By Sr. Mary Garascia, C.P.P.S.
When I was a little girl, our family had great parents and lots of kids but not much money. And so my creative parents, who could not afford to buy us a Christmas tree, invented the story of the orphan tree. It went like this:

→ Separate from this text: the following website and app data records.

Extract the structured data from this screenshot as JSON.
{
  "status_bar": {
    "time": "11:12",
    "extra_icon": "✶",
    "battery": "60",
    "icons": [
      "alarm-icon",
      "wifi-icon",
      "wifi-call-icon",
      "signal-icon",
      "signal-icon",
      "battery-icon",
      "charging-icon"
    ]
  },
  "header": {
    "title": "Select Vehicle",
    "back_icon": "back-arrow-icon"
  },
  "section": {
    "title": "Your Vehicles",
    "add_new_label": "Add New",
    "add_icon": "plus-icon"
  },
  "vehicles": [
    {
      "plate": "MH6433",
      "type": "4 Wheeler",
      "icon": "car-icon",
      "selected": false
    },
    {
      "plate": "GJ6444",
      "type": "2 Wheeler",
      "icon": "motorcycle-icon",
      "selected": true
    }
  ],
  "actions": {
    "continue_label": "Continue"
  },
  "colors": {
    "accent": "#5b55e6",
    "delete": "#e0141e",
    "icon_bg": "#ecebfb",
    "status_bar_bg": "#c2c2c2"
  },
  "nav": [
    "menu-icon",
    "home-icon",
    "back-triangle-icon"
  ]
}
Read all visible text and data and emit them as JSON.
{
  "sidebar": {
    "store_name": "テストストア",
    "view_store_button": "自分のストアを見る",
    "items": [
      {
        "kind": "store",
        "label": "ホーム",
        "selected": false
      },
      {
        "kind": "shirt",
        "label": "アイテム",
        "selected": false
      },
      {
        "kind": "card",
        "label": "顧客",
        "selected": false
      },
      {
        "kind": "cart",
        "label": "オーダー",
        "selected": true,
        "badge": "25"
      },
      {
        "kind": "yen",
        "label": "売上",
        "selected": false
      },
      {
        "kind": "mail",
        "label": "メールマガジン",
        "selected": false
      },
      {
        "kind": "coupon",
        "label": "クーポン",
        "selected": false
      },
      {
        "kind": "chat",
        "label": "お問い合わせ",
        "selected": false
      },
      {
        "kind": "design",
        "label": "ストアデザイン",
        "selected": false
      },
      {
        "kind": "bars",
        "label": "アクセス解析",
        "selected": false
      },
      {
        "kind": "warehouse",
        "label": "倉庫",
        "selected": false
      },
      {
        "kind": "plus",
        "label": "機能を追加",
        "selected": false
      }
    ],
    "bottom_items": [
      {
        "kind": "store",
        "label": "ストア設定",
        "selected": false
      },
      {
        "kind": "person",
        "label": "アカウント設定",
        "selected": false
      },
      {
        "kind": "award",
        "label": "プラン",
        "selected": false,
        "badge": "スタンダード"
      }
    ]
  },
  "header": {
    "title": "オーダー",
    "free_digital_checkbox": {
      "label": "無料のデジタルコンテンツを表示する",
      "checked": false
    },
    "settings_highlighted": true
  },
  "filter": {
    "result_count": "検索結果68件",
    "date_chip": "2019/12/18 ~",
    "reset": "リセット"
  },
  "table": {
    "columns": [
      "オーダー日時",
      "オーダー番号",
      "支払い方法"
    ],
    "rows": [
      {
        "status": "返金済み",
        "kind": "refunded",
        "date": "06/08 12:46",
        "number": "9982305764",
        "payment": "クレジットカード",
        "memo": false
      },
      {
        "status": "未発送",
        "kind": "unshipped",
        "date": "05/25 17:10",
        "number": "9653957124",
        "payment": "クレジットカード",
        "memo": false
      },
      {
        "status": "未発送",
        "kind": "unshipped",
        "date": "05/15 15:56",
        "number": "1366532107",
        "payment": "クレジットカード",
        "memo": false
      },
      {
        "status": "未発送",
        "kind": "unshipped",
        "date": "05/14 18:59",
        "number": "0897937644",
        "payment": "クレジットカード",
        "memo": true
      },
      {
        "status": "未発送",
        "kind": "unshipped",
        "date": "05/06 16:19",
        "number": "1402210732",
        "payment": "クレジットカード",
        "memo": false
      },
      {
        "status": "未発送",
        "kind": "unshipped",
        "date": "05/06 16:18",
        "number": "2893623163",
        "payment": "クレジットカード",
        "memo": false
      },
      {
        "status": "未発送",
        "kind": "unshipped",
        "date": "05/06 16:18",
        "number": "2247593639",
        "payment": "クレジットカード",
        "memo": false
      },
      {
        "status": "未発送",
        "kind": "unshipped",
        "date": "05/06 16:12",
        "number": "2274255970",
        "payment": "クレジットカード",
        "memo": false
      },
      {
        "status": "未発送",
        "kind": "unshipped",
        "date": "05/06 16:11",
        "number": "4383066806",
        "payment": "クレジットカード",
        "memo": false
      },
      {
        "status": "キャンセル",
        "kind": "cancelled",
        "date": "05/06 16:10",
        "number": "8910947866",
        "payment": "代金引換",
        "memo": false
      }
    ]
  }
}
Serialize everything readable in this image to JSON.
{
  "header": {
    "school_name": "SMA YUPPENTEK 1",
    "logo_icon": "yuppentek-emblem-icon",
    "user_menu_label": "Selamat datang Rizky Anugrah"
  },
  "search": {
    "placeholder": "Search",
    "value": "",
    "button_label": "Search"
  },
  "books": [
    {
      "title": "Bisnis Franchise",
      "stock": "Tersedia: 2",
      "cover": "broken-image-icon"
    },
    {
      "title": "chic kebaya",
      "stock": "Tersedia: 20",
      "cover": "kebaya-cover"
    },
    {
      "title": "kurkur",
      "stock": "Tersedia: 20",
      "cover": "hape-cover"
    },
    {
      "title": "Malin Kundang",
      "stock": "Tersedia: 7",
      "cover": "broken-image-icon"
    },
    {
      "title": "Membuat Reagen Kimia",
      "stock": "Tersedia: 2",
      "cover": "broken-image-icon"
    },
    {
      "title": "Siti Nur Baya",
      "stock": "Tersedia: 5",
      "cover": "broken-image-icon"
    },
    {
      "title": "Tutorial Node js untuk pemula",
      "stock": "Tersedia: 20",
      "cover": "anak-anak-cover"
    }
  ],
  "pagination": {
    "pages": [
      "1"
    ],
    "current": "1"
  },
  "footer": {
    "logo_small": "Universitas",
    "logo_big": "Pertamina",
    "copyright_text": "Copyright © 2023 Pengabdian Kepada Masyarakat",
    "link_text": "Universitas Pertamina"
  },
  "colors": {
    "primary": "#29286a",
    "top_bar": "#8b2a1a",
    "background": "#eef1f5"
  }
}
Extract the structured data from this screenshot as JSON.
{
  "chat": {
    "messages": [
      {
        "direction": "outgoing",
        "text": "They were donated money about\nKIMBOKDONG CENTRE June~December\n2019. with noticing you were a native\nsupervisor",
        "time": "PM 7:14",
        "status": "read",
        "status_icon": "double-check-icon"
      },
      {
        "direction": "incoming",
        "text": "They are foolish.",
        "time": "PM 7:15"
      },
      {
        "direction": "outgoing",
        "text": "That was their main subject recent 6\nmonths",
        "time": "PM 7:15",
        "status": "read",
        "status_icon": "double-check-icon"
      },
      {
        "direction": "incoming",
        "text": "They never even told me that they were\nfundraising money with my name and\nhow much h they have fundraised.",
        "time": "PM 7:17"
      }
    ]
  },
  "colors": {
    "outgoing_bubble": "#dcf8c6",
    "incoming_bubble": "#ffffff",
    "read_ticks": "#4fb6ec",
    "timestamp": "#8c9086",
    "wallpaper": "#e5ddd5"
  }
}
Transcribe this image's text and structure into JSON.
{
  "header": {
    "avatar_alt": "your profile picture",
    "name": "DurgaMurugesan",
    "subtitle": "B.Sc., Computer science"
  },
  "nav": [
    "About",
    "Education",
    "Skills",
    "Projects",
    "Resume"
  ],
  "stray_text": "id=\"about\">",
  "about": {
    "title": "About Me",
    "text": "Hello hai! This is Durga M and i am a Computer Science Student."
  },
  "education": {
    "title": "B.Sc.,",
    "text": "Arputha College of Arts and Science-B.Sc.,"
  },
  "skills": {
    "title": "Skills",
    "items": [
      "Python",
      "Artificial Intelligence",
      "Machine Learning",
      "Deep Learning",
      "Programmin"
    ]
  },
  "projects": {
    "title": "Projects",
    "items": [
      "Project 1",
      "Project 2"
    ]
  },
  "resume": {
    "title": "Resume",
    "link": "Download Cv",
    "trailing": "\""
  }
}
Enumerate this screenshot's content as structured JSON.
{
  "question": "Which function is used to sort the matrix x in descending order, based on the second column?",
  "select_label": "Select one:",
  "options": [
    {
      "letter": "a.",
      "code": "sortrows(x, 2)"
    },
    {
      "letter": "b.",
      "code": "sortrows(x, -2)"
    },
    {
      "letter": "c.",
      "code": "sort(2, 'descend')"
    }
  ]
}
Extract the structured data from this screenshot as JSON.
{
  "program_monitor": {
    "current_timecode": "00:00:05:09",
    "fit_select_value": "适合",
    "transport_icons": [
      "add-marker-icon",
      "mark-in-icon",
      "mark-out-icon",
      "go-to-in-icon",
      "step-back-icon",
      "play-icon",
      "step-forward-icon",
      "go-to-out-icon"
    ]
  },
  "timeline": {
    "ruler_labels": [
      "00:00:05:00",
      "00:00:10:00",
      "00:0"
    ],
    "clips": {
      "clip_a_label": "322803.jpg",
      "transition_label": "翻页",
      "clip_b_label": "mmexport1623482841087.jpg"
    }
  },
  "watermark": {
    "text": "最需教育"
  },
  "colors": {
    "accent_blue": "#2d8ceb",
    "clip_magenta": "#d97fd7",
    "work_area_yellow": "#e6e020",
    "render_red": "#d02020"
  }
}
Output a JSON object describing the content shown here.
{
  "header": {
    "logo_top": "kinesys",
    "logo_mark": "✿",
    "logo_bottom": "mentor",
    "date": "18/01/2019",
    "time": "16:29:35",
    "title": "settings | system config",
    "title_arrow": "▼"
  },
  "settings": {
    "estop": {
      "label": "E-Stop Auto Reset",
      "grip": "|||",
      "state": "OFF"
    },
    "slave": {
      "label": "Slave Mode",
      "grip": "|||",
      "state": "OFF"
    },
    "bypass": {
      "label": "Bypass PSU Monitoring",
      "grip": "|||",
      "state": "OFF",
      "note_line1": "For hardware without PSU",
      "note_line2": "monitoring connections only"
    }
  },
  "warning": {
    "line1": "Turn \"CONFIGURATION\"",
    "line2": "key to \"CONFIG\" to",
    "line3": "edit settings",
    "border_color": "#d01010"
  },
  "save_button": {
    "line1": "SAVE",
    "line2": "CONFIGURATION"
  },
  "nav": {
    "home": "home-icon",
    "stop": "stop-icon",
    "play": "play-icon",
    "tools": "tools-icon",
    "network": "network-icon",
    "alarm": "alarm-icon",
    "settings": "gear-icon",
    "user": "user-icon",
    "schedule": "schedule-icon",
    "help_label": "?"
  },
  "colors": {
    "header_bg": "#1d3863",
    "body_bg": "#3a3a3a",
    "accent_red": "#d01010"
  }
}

Every year many beautiful live Christmas trees are sold everywhere. People choose their trees, leaving behind trees that are not so perfect. So by Christmas Eve there are all these fairly ugly orphan Christmas trees that no one chose to bring home. Around 4 pm on Christmas Eve, my dad and a couple of my brothers would set out and make the rounds of Christmas tree lots in our town. Many vendors had already closed, leaving their derelict trees behind, or sometimes vendors were willing at this point just to give us an ugly tree. Dad and brothers would tie the tree to the roof of the car and bring it home. My mom, God bless her, would be horrified at the sight of the chosen tree, but we children thought it was “cool” that we had again rescued an orphan tree! Dad would set to work with his hand drill. He would cut limbs off at the bottom of the tree and insert them into holes in the bare spaces on the trunk. We would put the worst side of the tree against the wall, decorate it, and soon there would be a beautiful live orphan Christmas tree dressed to greet the Lord on Christmas morn.
The feast of Christmas is not only about Jesus and Mary and Joseph and angels and shepherds. This feast is also about us. It is because God wants us to be in love with God, and in union with God, that God became incarnate in Jesus. The incarnation, God’s union with humanity, is God’s way of saving orphan trees and giving them a purpose and a role. God works with us, bringing us to perfection, helping us straighten our crooked trunks and fill in our bare spots, making us beautiful and decorating us with grace. Then we can fulfill our destiny of reflecting the Glory of God in our humanity.
We have heard, you and I, that the doctrine of the Resurrection is the most important religious belief. But there is another tradition attached to Franciscan theologians like Duns Scotus. It says the First Doctrine is the Incarnation because God would have become human even if mankind had never sinned! Why? Because God wants with singleness of purpose to be one with what God has created. The Gospel of John tells us of that divine burning desire for union with us especially in those famous lines: God so loved the world that He sent His only begotten son…
Take a quiet moment to gaze on a beautiful Christmas tree this year and meditate on how God wants union with you! Can you see how you have grown more spiritually beautiful through the years, even if a few needles have fallen off? God has chosen you! And me, and us, his Church. And so each weekend at Eucharist we sing again the original Christmas carol, the words of the Christmas angels: Glory to God in the highest!
Sister Mary Garascia belongs to the Congregation of the Sisters of the Precious Blood (C.P.P.S.). After many years of Church work she is retired and maintains a presence in ministry at The Holy Name of Jesus Parish in Redlands.